- [Activity]: All of the entries are to be written out again verbatim.

++++ Dataset content

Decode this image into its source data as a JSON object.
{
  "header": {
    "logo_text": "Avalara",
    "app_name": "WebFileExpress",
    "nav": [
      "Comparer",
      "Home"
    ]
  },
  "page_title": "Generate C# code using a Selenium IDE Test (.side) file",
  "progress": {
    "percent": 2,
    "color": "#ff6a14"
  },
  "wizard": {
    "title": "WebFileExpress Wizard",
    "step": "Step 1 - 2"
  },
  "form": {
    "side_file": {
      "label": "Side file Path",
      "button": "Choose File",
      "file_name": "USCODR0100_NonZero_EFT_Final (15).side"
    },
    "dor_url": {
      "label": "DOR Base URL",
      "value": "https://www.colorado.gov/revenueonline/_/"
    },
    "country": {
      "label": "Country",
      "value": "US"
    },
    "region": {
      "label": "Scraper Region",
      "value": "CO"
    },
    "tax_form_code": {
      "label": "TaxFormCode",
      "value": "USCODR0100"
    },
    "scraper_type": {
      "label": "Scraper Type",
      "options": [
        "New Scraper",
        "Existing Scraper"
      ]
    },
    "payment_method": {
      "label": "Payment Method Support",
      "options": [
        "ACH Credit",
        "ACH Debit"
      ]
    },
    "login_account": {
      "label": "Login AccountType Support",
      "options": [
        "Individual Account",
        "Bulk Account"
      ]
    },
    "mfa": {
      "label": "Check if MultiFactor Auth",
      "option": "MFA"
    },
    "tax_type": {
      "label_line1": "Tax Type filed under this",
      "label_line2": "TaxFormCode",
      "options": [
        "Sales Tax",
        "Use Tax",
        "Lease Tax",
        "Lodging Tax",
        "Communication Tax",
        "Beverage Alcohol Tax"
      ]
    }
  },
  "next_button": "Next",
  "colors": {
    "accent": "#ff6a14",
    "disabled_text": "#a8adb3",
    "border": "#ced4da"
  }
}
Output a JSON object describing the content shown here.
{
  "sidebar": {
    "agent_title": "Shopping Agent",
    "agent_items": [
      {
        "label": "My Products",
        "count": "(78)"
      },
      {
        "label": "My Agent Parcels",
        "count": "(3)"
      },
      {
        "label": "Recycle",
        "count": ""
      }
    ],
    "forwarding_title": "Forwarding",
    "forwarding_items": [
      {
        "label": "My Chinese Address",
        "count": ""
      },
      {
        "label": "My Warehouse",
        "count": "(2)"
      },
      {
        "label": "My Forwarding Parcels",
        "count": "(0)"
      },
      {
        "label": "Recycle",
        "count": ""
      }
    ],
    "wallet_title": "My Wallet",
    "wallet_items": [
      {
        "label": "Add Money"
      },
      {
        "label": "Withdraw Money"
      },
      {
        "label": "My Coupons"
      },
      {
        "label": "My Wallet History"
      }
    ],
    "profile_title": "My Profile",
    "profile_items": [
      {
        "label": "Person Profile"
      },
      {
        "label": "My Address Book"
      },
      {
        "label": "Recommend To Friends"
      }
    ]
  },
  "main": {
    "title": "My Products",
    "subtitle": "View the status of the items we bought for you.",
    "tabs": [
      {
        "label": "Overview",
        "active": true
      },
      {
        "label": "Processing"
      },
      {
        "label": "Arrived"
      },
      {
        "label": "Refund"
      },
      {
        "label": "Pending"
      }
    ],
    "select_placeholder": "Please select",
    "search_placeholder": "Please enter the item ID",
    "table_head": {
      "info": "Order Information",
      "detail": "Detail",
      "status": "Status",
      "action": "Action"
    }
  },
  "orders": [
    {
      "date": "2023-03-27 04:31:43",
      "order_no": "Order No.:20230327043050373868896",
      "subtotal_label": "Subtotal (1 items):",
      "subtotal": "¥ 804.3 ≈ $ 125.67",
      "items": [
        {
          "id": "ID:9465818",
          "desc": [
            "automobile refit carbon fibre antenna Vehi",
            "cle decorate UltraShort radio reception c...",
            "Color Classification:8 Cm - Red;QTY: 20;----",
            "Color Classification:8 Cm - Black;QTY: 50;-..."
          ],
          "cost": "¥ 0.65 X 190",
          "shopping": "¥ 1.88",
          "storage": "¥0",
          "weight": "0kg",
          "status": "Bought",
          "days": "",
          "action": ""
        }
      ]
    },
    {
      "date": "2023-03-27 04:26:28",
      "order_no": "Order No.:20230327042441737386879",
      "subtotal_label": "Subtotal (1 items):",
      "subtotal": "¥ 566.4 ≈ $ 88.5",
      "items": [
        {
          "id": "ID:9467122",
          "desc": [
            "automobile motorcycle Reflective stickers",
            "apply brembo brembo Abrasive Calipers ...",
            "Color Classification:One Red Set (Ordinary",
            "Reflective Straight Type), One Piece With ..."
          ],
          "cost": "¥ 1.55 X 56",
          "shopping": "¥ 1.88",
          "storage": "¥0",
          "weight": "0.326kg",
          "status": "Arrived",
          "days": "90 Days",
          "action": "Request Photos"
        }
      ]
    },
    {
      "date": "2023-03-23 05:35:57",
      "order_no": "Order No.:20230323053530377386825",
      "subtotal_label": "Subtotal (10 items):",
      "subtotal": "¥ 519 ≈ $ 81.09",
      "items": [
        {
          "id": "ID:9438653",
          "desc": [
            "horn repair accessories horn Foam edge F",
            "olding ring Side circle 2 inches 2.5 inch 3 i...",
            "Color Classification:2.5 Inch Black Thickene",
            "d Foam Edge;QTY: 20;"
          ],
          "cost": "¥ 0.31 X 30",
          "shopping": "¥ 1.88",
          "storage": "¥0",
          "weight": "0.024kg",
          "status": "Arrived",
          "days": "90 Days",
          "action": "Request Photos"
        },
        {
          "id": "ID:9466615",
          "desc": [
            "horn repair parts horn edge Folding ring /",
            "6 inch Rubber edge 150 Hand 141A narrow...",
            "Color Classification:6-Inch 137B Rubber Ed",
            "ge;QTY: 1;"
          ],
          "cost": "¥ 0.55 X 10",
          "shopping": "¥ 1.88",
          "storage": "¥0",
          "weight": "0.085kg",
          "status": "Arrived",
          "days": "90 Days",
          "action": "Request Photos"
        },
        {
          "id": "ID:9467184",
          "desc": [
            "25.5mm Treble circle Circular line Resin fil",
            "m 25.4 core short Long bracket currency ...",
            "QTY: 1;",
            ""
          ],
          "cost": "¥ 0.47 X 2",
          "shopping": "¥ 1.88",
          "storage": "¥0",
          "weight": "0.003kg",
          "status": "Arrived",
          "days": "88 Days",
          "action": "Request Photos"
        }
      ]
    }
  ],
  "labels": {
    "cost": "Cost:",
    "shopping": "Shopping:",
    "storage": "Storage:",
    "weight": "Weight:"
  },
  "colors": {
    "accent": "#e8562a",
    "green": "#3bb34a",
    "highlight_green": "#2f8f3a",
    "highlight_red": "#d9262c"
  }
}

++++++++

- [Written response]:
Decode this image into its source data as a JSON object.
{
  "header": {
    "logo_text": "Avalara",
    "app_name": "WebFileExpress",
    "nav": [
      "Comparer",
      "Home"
    ]
  },
  "page_title": "Generate C# code using a Selenium IDE Test (.side) file",
  "progress": {
    "percent": 2,
    "color": "#ff6a14"
  },
  "wizard": {
    "title": "WebFileExpress Wizard",
    "step": "Step 1 - 2"
  },
  "form": {
    "side_file": {
      "label": "Side file Path",
      "button": "Choose File",
      "file_name": "USCODR0100_NonZero_EFT_Final (15).side"
    },
    "dor_url": {
      "label": "DOR Base URL",
      "value": "https://www.colorado.gov/revenueonline/_/"
    },
    "country": {
      "label": "Country",
      "value": "US"
    },
    "region": {
      "label": "Scraper Region",
      "value": "CO"
    },
    "tax_form_code": {
      "label": "TaxFormCode",
      "value": "USCODR0100"
    },
    "scraper_type": {
      "label": "Scraper Type",
      "options": [
        "New Scraper",
        "Existing Scraper"
      ]
    },
    "payment_method": {
      "label": "Payment Method Support",
      "options": [
        "ACH Credit",
        "ACH Debit"
      ]
    },
    "login_account": {
      "label": "Login AccountType Support",
      "options": [
        "Individual Account",
        "Bulk Account"
      ]
    },
    "mfa": {
      "label": "Check if MultiFactor Auth",
      "option": "MFA"
    },
    "tax_type": {
      "label_line1": "Tax Type filed under this",
      "label_line2": "TaxFormCode",
      "options": [
        "Sales Tax",
        "Use Tax",
        "Lease Tax",
        "Lodging Tax",
        "Communication Tax",
        "Beverage Alcohol Tax"
      ]
    }
  },
  "next_button": "Next",
  "colors": {
    "accent": "#ff6a14",
    "disabled_text": "#a8adb3",
    "border": "#ced4da"
  }
}
Output a JSON object describing the content shown here.
{
  "sidebar": {
    "agent_title": "Shopping Agent",
    "agent_items": [
      {
        "label": "My Products",
        "count": "(78)"
      },
      {
        "label": "My Agent Parcels",
        "count": "(3)"
      },
      {
        "label": "Recycle",
        "count": ""
      }
    ],
    "forwarding_title": "Forwarding",
    "forwarding_items": [
      {
        "label": "My Chinese Address",
        "count": ""
      },
      {
        "label": "My Warehouse",
        "count": "(2)"
      },
      {
        "label": "My Forwarding Parcels",
        "count": "(0)"
      },
      {
        "label": "Recycle",
        "count": ""
      }
    ],
    "wallet_title": "My Wallet",
    "wallet_items": [
      {
        "label": "Add Money"
      },
      {
        "label": "Withdraw Money"
      },
      {
        "label": "My Coupons"
      },
      {
        "label": "My Wallet History"
      }
    ],
    "profile_title": "My Profile",
    "profile_items": [
      {
        "label": "Person Profile"
      },
      {
        "label": "My Address Book"
      },
      {
        "label": "Recommend To Friends"
      }
    ]
  },
  "main": {
    "title": "My Products",
    "subtitle": "View the status of the items we bought for you.",
    "tabs": [
      {
        "label": "Overview",
        "active": true
      },
      {
        "label": "Processing"
      },
      {
        "label": "Arrived"
      },
      {
        "label": "Refund"
      },
      {
        "label": "Pending"
      }
    ],
    "select_placeholder": "Please select",
    "search_placeholder": "Please enter the item ID",
    "table_head": {
      "info": "Order Information",
      "detail": "Detail",
      "status": "Status",
      "action": "Action"
    }
  },
  "orders": [
    {
      "date": "2023-03-27 04:31:43",
      "order_no": "Order No.:20230327043050373868896",
      "subtotal_label": "Subtotal (1 items):",
      "subtotal": "¥ 804.3 ≈ $ 125.67",
      "items": [
        {
          "id": "ID:9465818",
          "desc": [
            "automobile refit carbon fibre antenna Vehi",
            "cle decorate UltraShort radio reception c...",
            "Color Classification:8 Cm - Red;QTY: 20;----",
            "Color Classification:8 Cm - Black;QTY: 50;-..."
          ],
          "cost": "¥ 0.65 X 190",
          "shopping": "¥ 1.88",
          "storage": "¥0",
          "weight": "0kg",
          "status": "Bought",
          "days": "",
          "action": ""
        }
      ]
    },
    {
      "date": "2023-03-27 04:26:28",
      "order_no": "Order No.:20230327042441737386879",
      "subtotal_label": "Subtotal (1 items):",
      "subtotal": "¥ 566.4 ≈ $ 88.5",
      "items": [
        {
          "id": "ID:9467122",
          "desc": [
            "automobile motorcycle Reflective stickers",
            "apply brembo brembo Abrasive Calipers ...",
            "Color Classification:One Red Set (Ordinary",
            "Reflective Straight Type), One Piece With ..."
          ],
          "cost": "¥ 1.55 X 56",
          "shopping": "¥ 1.88",
          "storage": "¥0",
          "weight": "0.326kg",
          "status": "Arrived",
          "days": "90 Days",
          "action": "Request Photos"
        }
      ]
    },
    {
      "date": "2023-03-23 05:35:57",
      "order_no": "Order No.:20230323053530377386825",
      "subtotal_label": "Subtotal (10 items):",
      "subtotal": "¥ 519 ≈ $ 81.09",
      "items": [
        {
          "id": "ID:9438653",
          "desc": [
            "horn repair accessories horn Foam edge F",
            "olding ring Side circle 2 inches 2.5 inch 3 i...",
            "Color Classification:2.5 Inch Black Thickene",
            "d Foam Edge;QTY: 20;"
          ],
          "cost": "¥ 0.31 X 30",
          "shopping": "¥ 1.88",
          "storage": "¥0",
          "weight": "0.024kg",
          "status": "Arrived",
          "days": "90 Days",
          "action": "Request Photos"
        },
        {
          "id": "ID:9466615",
          "desc": [
            "horn repair parts horn edge Folding ring /",
            "6 inch Rubber edge 150 Hand 141A narrow...",
            "Color Classification:6-Inch 137B Rubber Ed",
            "ge;QTY: 1;"
          ],
          "cost": "¥ 0.55 X 10",
          "shopping": "¥ 1.88",
          "storage": "¥0",
          "weight": "0.085kg",
          "status": "Arrived",
          "days": "90 Days",
          "action": "Request Photos"
        },
        {
          "id": "ID:9467184",
          "desc": [
            "25.5mm Treble circle Circular line Resin fil",
            "m 25.4 core short Long bracket currency ...",
            "QTY: 1;",
            ""
          ],
          "cost": "¥ 0.47 X 2",
          "shopping": "¥ 1.88",
          "storage": "¥0",
          "weight": "0.003kg",
          "status": "Arrived",
          "days": "88 Days",
          "action": "Request Photos"
        }
      ]
    }
  ],
  "labels": {
    "cost": "Cost:",
    "shopping": "Shopping:",
    "storage": "Storage:",
    "weight": "Weight:"
  },
  "colors": {
    "accent": "#e8562a",
    "green": "#3bb34a",
    "highlight_green": "#2f8f3a",
    "highlight_red": "#d9262c"
  }
}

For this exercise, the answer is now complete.